From potholes in roads to areas susceptible to rain damage, the people of Chennai are quick to alert the authorities.
A study by the Lab of the GCC managed 1,913 grievances for the year 2021-22, highlighting the need to introduce gender-focused changes to enhance this already robust public system.
Consequently, a gender category has been added during registration, along with 22 new complaint categories, to receive gender-disaggregated data.
The on-ground zonal engineers, who are the initial responders to many of these issues, can now prioritise gender-specific complaints and take necessary action.
Chennai is enthusiastic about citizen and volunteer engagement.
Whether it’s climate action or pet fostering, individuals in Chennai are quick to step up and provide support.

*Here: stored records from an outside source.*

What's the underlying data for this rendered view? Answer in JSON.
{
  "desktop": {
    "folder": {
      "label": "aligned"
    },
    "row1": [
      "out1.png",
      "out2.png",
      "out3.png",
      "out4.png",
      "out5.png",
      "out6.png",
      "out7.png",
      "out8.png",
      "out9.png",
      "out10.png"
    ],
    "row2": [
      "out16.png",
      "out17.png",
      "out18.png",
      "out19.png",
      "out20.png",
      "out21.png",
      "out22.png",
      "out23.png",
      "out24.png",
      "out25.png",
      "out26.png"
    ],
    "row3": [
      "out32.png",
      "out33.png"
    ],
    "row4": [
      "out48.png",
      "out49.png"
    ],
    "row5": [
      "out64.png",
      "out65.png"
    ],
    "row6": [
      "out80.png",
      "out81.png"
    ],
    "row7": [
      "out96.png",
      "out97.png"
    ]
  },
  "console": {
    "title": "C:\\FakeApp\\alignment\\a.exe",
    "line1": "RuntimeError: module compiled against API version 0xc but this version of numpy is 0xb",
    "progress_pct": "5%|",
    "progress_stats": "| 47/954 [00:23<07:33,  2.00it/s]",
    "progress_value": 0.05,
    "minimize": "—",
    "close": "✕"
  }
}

A ten-day Citizens for Safe Mobility fellowship was held in March 2023, involving 22 individuals from diverse genders, ages, and socio-economic backgrounds.
As community champions, they were trained to conduct comprehensive safety audits using infrastructure checklists, the Safetipin app, and user interviews.
For instance, how does the stretch between the metro station and Central Station fare in the Chennai Central cluster? What’s the condition of public toilets and subways in this area? If an elderly woman carrying luggage had to use the approach roads daily, what challenges would she face?
The outcome of this fellowship led to identifying key design and social issues in transit and public spaces across seven clusters, and these were submitted to relevant departments for action.
Recognising domestic violence as a public health issue is another step towards creating a city with holistic healthcare that caters to victims of violence.
If a woman with bruises and emotional trauma were to visit a clinic for a routine check-up, how should the attending doctor respond?
In this effort, 50 Urban Primary Health Centre (UPHC) doctors were trained in recognising signs of domestic violence, including physical signs, responses to standard questions, and overall demeanour.
They were educated about necessary steps such as helpline services, medical care, and other larger services available in the city to address such situations.
Chennai is embarking on a journey of transformative initiatives and innovative institutional mechanisms.
As a symbol of progress, Chennai proudly stands as one of the Indian cities with a young woman Mayor at the forefront.
R Priya assumed office as the Honourable Mayor of Chennai in February 2022.
In a monumental stride towards gender and economic empowerment, Chief Minister MK Stalin launched a transformative initiative in 2021 by introducing free bus travel for women, girls, and transgender individuals.
According to Metropolitan Transport Corporation data, the city witnesses a remarkable daily ridership of 28.66 lakh individuals using buses. Among them, a significant 11 lakh are women who avail of the beneficial free travel programme introduced by the Tamil Nadu government.
The Department of Social Welfare and Women’s Empowerment revamped its 181 Helpline Services in February 2021.
This resulted in the establishment of a round-the-clock mechanism ready to offer immediate and life-saving responses to women affected by violence.
To strengthen the city’s commitment to safeguarding women and children, the Greater Chennai Police initiated a pioneering effort — a squadron of all-women mobile police patrolling units.
While challenges and areas needing improvement may exist, the collective efforts of various stakeholders demonstrate a strong commitment to progress.
The dedication to creating a city where every thought and action resonates with inclusivity is a potent aspiration. It has the potential to transform Chennai into a model for other urban areas striving for gender-sensitive planning and service delivery.
Perhaps, the city is not far from becoming the next Vienna.
(The Gender and Policy Lab is a four-member entity within the Special Projects Department of the Greater Chennai Corporation)
(‘Madras 384’ is a curated compilation of articles that joyfully celebrate the captivating journey of Chennai, also known as Madras, while inspiring meaningful discussions.)